Aviva rejects around one out of eight whiplash claims because they are suspect or fraudulent, the insurer said today.
It is currently investigating nearly 17,000 personal injury claims for suspected fraud – 1,000 more than last year.
In all, Aviva said it recorded a 5.4% increase in the value of fraud in 2017 to £90m, two-thirds of which was attributed to ‘crash for cash’ and fake whiplash claims.
The £59m worth of motor fraud detected was £9m up on the 2016 figures.
“Despite recent industry figures showing a drop in the number of motor claims paid, these figures show that the UK’s largest insurer is not seeing any let-up in the number of bogus personal injury claims it is dealing with,” Aviva claimed.
It said the figures demonstrated the importance of the Civil Liability Bill, which would “remove the financial incentive for opportunistic fraud and bring down the cost of motor insurance [and also] remove the financial incentives behind the nearly 900 million nuisance calls and texts made chasing an injury or insurance issue”.
Though Aviva said the level of organised motor fraud declined last year, it still has nearly 3,000 suspect claims under investigation with links to organised fraud or gangs.
“This decrease was offset by an increase in the numbers of low-speed accidents which have resulted in bogus injury claims.”
Tom Gardiner, head of fraud at Aviva UK Insurance, said: “Whilst it’s good news that the number of accidents is falling, we are still detecting more fraudulent claims than before.
“Whiplash fraud continues to present the biggest threat to customers – not just in terms of pushing premiums up, but by fraudsters putting innocent motorists at the risk of real harm by deliberately causing accidents to make bogus whiplash claims.
“Change is urgently needed. The proposed Civil Liability Bill will deter fraudsters from pursuing their campaign of crash for cash, simply to line their pockets. The good news in the meantime is that we are detecting, disrupting and prosecuting more fraud.”
Aviva said that last year it helped to bring 68 successful criminal prosecutions for fraud, carrying 143 years of prison sentences.
It also defended its customers against more than 800 “spurious” claims of being responsible for motor accidents, and in the last two years has had more than 250 claims against its customers struck out due to findings of fundamental dishonesty.
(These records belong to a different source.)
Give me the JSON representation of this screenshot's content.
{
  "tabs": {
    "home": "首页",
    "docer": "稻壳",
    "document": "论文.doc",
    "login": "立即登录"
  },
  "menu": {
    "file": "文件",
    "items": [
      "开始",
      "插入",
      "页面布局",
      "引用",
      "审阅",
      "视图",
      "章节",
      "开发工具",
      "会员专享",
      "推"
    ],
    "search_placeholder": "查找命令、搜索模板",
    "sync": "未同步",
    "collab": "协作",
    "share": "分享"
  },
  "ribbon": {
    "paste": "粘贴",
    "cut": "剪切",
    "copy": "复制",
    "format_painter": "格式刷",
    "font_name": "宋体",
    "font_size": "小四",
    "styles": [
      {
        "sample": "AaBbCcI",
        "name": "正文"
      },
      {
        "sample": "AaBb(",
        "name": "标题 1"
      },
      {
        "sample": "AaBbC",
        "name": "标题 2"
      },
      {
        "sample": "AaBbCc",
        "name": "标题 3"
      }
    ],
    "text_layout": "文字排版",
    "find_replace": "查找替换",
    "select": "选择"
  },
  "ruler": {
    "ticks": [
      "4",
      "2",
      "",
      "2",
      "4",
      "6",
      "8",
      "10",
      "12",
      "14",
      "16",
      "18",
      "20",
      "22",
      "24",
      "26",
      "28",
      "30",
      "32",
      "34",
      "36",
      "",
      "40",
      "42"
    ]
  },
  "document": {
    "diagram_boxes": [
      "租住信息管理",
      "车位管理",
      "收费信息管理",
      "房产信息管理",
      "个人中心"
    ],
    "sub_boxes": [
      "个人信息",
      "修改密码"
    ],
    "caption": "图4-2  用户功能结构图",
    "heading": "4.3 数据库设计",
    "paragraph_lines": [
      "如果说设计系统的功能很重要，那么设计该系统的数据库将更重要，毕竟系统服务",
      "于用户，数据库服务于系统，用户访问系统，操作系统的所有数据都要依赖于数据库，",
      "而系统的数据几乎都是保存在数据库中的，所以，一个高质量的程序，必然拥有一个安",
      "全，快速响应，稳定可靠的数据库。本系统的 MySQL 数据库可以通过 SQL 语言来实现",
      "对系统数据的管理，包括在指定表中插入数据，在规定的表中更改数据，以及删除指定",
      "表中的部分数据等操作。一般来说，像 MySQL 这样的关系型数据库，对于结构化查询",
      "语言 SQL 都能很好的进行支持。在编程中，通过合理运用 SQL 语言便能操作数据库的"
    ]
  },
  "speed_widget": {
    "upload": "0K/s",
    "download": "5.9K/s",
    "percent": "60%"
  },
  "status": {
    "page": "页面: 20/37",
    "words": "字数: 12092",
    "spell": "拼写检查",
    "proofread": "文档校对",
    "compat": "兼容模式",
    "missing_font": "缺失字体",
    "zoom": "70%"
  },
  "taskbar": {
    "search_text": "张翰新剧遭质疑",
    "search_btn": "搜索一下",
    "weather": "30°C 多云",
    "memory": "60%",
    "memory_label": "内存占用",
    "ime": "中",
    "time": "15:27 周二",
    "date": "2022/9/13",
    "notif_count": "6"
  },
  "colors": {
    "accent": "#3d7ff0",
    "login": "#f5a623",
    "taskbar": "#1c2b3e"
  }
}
The insurer said it now screened all new and existing motor business to prevent fraudsters and gangs from buying policies with the express intention of submitting fraudulent claims. Last year, it avoided more than 14,000 policies where the applicant had known links to fraud.